A bit about your friendly neighbourhood cicada:
The apparatus used by cicadas for singing is complex. The organs that produce sound are called tymbals, a pair of ribbed membranes at the base of the abdomen. The cicada sings by contracting the internal tymbal muscles. This causes the membranes to buckle inward, producing a distinct sound. When these muscles relax, the tymbals pop back to their original position. Scientists still don’t fully understand how this apparatus produces such extreme volume.
Cicadas usually sing during the heat of the day. In addition to attracting a mate, the loud noise actually repels birds. The cicada’s song is painful to the birds ears and interferes with their communication, making it difficult for the birds to hunt in groups. Male cicadas in the same brood will stick together when calling in order to increase the total volume of noise. This reduces the chances of bird predation for the whole brood.
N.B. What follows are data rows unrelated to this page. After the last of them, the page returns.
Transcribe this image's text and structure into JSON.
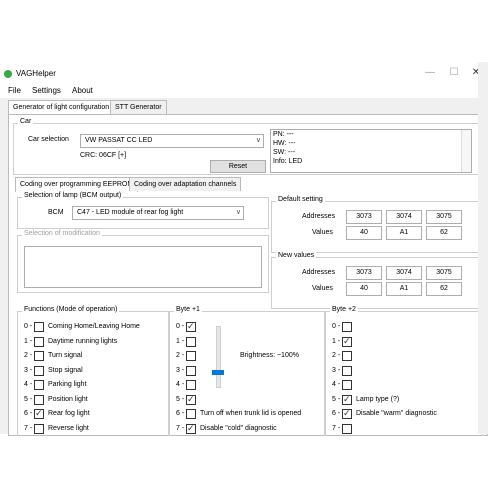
{
  "app": {
    "title": "VAGHelper",
    "icon": "app-icon"
  },
  "window_controls": {
    "minimize": "—",
    "maximize": "☐",
    "close": "✕"
  },
  "menu": [
    "File",
    "Settings",
    "About"
  ],
  "tabs": [
    {
      "label": "Generator of light configuration",
      "active": true
    },
    {
      "label": "STT Generator",
      "active": false
    }
  ],
  "car": {
    "group_title": "Car",
    "selection_label": "Car selection",
    "selection_value": "VW PASSAT CC LED",
    "crc": "CRC: 06CF [+]",
    "reset_label": "Reset",
    "info": [
      "PN: ---",
      "HW: ---",
      "SW: ---",
      "Info: LED"
    ]
  },
  "coding_tabs": [
    {
      "label": "Coding over programming EEPROM",
      "active": true
    },
    {
      "label": "Coding over adaptation channels",
      "active": false
    }
  ],
  "lamp": {
    "group_title": "Selection of lamp (BCM output)",
    "bcm_label": "BCM",
    "bcm_value": "C47 - LED module of rear fog light"
  },
  "modification": {
    "group_title": "Selection of modification"
  },
  "default_setting": {
    "group_title": "Default setting",
    "addresses_label": "Addresses",
    "values_label": "Values",
    "addresses": [
      "3073",
      "3074",
      "3075"
    ],
    "values": [
      "40",
      "A1",
      "62"
    ]
  },
  "new_values": {
    "group_title": "New values",
    "addresses_label": "Addresses",
    "values_label": "Values",
    "addresses": [
      "3073",
      "3074",
      "3075"
    ],
    "values": [
      "40",
      "A1",
      "62"
    ]
  },
  "functions": {
    "group_title": "Functions (Mode of operation)",
    "items": [
      {
        "num": "0 -",
        "label": "Coming Home/Leaving Home",
        "checked": false
      },
      {
        "num": "1 -",
        "label": "Daytime running lights",
        "checked": false
      },
      {
        "num": "2 -",
        "label": "Turn signal",
        "checked": false
      },
      {
        "num": "3 -",
        "label": "Stop signal",
        "checked": false
      },
      {
        "num": "4 -",
        "label": "Parking light",
        "checked": false
      },
      {
        "num": "5 -",
        "label": "Position light",
        "checked": false
      },
      {
        "num": "6 -",
        "label": "Rear fog light",
        "checked": true
      },
      {
        "num": "7 -",
        "label": "Reverse light",
        "checked": false
      }
    ]
  },
  "byte1": {
    "group_title": "Byte +1",
    "brightness": "Brightness: ~100%",
    "brightness_level": 1.0,
    "items": [
      {
        "num": "0 -",
        "label": "",
        "checked": true
      },
      {
        "num": "1 -",
        "label": "",
        "checked": false
      },
      {
        "num": "2 -",
        "label": "",
        "checked": false
      },
      {
        "num": "3 -",
        "label": "",
        "checked": false
      },
      {
        "num": "4 -",
        "label": "",
        "checked": false
      },
      {
        "num": "5 -",
        "label": "",
        "checked": true
      },
      {
        "num": "6 -",
        "label": "Turn off when trunk lid is opened",
        "checked": false
      },
      {
        "num": "7 -",
        "label": "Disable \"cold\" diagnostic",
        "checked": true
      }
    ]
  },
  "byte2": {
    "group_title": "Byte +2",
    "items": [
      {
        "num": "0 -",
        "label": "",
        "checked": false
      },
      {
        "num": "1 -",
        "label": "",
        "checked": true
      },
      {
        "num": "2 -",
        "label": "",
        "checked": false
      },
      {
        "num": "3 -",
        "label": "",
        "checked": false
      },
      {
        "num": "4 -",
        "label": "",
        "checked": false
      },
      {
        "num": "5 -",
        "label": "Lamp type (?)",
        "checked": true
      },
      {
        "num": "6 -",
        "label": "Disable \"warm\" diagnostic",
        "checked": true
      },
      {
        "num": "7 -",
        "label": "",
        "checked": false
      }
    ]
  }
}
Even cicadas must protect themselves from the volume of their own singing. Both male and female cicadas have a pair of large, mirror-like membranes called the tympana, which function as ears. The tympana are connected to an auditory organ by a short tendon. When a male sings, the tendon retracts, creasing the tympana so that it won’t be damaged by the sound.